◆ Task ◆
Compute how many lines in the entries below contain "芒果运营测试站", and output nothing but the number.

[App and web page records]

# # # #

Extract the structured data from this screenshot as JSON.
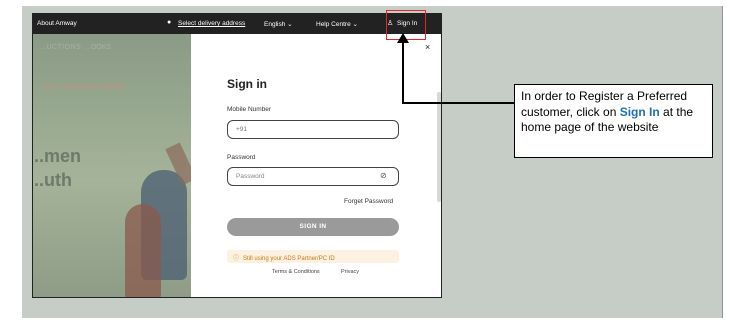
{
  "topbar": {
    "about": "About Amway",
    "delivery": "Select delivery address",
    "language": "English",
    "help": "Help Centre",
    "signin": "Sign In"
  },
  "background": {
    "nav_1": "...UCTIONS",
    "nav_2": "...OOKS",
    "notice": "...ffers to see product availability",
    "hero_line_1": "...men",
    "hero_line_2": "...uth"
  },
  "modal": {
    "close": "×",
    "title": "Sign in",
    "mobile_label": "Mobile Number",
    "mobile_value": "+91",
    "password_label": "Password",
    "password_placeholder": "Password",
    "forgot": "Forget Password",
    "signin_button": "SIGN IN",
    "notice": "Still using your ADS Partner/PC ID",
    "terms": "Terms & Conditions",
    "privacy": "Privacy"
  },
  "callout": {
    "text_before": "In order to Register a Preferred customer, click on ",
    "highlight": "Sign In",
    "text_after": " at the home page of the website"
  },
  "colors": {
    "highlight_border": "#e3262a",
    "callout_link": "#1f6fb8",
    "topbar": "#222222",
    "button": "#9a9a9a",
    "notice_text": "#c57a17"
  }
}
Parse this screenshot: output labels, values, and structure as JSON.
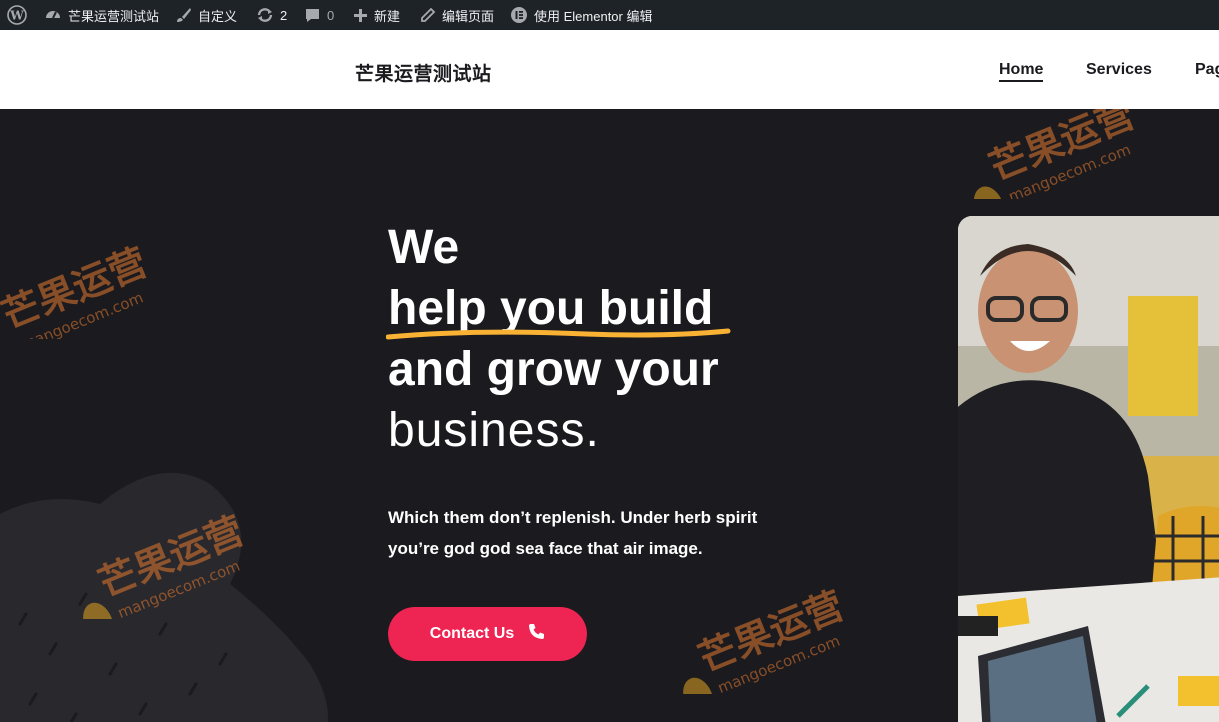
{
  "adminbar": {
    "site_name": "芒果运营测试站",
    "customize": "自定义",
    "updates_count": "2",
    "comments_count": "0",
    "new_label": "新建",
    "edit_page": "编辑页面",
    "elementor_edit": "使用 Elementor 编辑",
    "icons": [
      "wordpress-icon",
      "dashboard-icon",
      "brush-icon",
      "updates-icon",
      "comment-icon",
      "plus-icon",
      "pencil-icon",
      "elementor-icon"
    ]
  },
  "header": {
    "site_title": "芒果运营测试站",
    "nav": [
      {
        "label": "Home",
        "active": true
      },
      {
        "label": "Services"
      },
      {
        "label": "Pag"
      }
    ]
  },
  "hero": {
    "heading_line1": "We",
    "heading_line2": "help you build",
    "heading_line3": "and grow your",
    "heading_line4": "business.",
    "description": "Which them don’t replenish. Under herb spirit you’re god god sea face that air image.",
    "cta_label": "Contact Us",
    "cta_icon": "phone-icon"
  },
  "colors": {
    "adminbar_bg": "#1d2327",
    "hero_bg": "#1b1a1f",
    "accent_button": "#ee2452",
    "underline": "#f9b233"
  },
  "watermark": {
    "text": "芒果运营",
    "subtext": "mangoecom.com"
  }
}
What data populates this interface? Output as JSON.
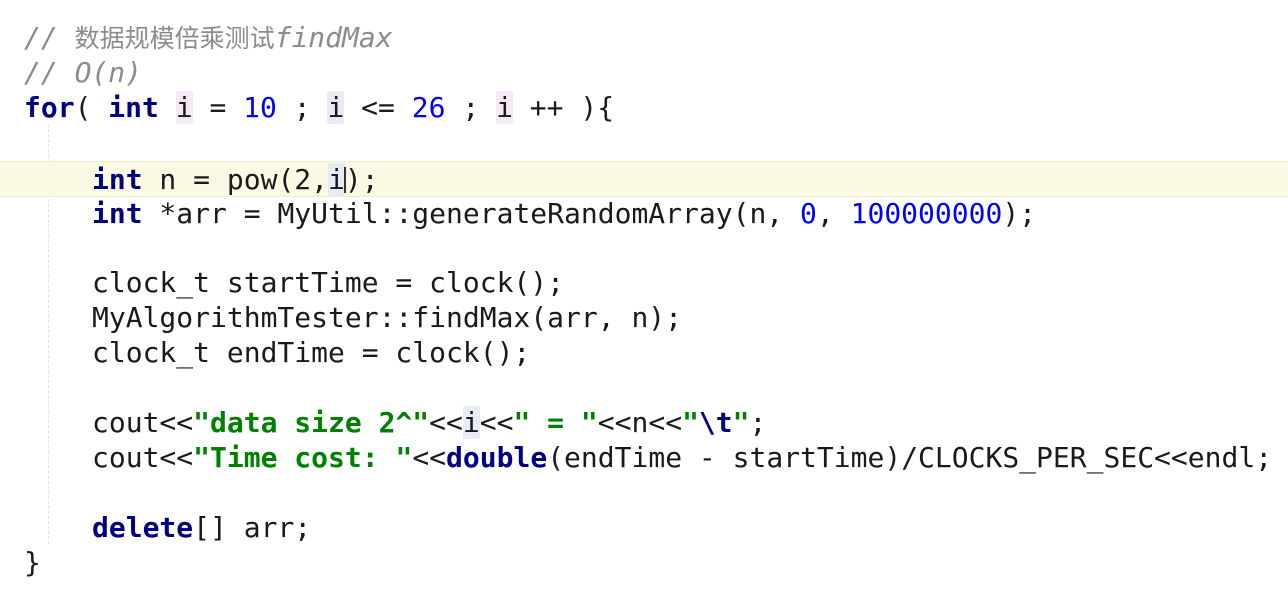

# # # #

◆ Your response ◆
2